- **EXTRACTED RECORDS**
>>>>
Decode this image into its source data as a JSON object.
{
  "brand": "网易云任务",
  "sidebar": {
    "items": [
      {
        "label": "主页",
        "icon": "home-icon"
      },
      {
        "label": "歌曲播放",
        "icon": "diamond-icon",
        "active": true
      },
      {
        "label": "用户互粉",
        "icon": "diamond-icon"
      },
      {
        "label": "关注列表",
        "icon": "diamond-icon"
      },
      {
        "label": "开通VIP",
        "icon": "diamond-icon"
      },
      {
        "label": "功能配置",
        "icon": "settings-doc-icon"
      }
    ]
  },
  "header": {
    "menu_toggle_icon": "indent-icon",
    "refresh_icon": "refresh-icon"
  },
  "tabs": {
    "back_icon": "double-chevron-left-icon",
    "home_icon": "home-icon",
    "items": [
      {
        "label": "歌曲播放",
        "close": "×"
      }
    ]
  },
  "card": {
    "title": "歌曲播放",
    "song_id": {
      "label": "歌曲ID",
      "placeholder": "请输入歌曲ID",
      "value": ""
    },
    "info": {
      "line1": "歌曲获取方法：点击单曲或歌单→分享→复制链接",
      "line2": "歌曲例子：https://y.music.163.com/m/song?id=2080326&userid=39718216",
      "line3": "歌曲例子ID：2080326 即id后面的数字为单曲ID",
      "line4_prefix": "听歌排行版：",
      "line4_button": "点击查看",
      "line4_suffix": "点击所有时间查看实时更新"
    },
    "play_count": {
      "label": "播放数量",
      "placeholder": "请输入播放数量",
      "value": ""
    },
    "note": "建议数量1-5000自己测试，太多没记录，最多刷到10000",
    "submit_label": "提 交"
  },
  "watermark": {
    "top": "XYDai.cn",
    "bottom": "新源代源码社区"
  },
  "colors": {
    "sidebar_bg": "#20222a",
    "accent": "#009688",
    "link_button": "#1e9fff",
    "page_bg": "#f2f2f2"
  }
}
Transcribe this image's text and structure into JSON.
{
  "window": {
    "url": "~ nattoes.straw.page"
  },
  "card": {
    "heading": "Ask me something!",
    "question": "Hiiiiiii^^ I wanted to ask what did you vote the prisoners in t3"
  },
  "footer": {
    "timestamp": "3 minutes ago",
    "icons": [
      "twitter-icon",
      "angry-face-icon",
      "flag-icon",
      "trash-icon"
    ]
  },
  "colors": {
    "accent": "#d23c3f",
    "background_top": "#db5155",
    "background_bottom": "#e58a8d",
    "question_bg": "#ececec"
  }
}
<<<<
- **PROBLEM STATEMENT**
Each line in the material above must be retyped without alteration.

- **EXPECTED OUTPUT**
Decode this image into its source data as a JSON object.
{
  "brand": "网易云任务",
  "sidebar": {
    "items": [
      {
        "label": "主页",
        "icon": "home-icon"
      },
      {
        "label": "歌曲播放",
        "icon": "diamond-icon",
        "active": true
      },
      {
        "label": "用户互粉",
        "icon": "diamond-icon"
      },
      {
        "label": "关注列表",
        "icon": "diamond-icon"
      },
      {
        "label": "开通VIP",
        "icon": "diamond-icon"
      },
      {
        "label": "功能配置",
        "icon": "settings-doc-icon"
      }
    ]
  },
  "header": {
    "menu_toggle_icon": "indent-icon",
    "refresh_icon": "refresh-icon"
  },
  "tabs": {
    "back_icon": "double-chevron-left-icon",
    "home_icon": "home-icon",
    "items": [
      {
        "label": "歌曲播放",
        "close": "×"
      }
    ]
  },
  "card": {
    "title": "歌曲播放",
    "song_id": {
      "label": "歌曲ID",
      "placeholder": "请输入歌曲ID",
      "value": ""
    },
    "info": {
      "line1": "歌曲获取方法：点击单曲或歌单→分享→复制链接",
      "line2": "歌曲例子：https://y.music.163.com/m/song?id=2080326&userid=39718216",
      "line3": "歌曲例子ID：2080326 即id后面的数字为单曲ID",
      "line4_prefix": "听歌排行版：",
      "line4_button": "点击查看",
      "line4_suffix": "点击所有时间查看实时更新"
    },
    "play_count": {
      "label": "播放数量",
      "placeholder": "请输入播放数量",
      "value": ""
    },
    "note": "建议数量1-5000自己测试，太多没记录，最多刷到10000",
    "submit_label": "提 交"
  },
  "watermark": {
    "top": "XYDai.cn",
    "bottom": "新源代源码社区"
  },
  "colors": {
    "sidebar_bg": "#20222a",
    "accent": "#009688",
    "link_button": "#1e9fff",
    "page_bg": "#f2f2f2"
  }
}
Transcribe this image's text and structure into JSON.
{
  "window": {
    "url": "~ nattoes.straw.page"
  },
  "card": {
    "heading": "Ask me something!",
    "question": "Hiiiiiii^^ I wanted to ask what did you vote the prisoners in t3"
  },
  "footer": {
    "timestamp": "3 minutes ago",
    "icons": [
      "twitter-icon",
      "angry-face-icon",
      "flag-icon",
      "trash-icon"
    ]
  },
  "colors": {
    "accent": "#d23c3f",
    "background_top": "#db5155",
    "background_bottom": "#e58a8d",
    "question_bg": "#ececec"
  }
}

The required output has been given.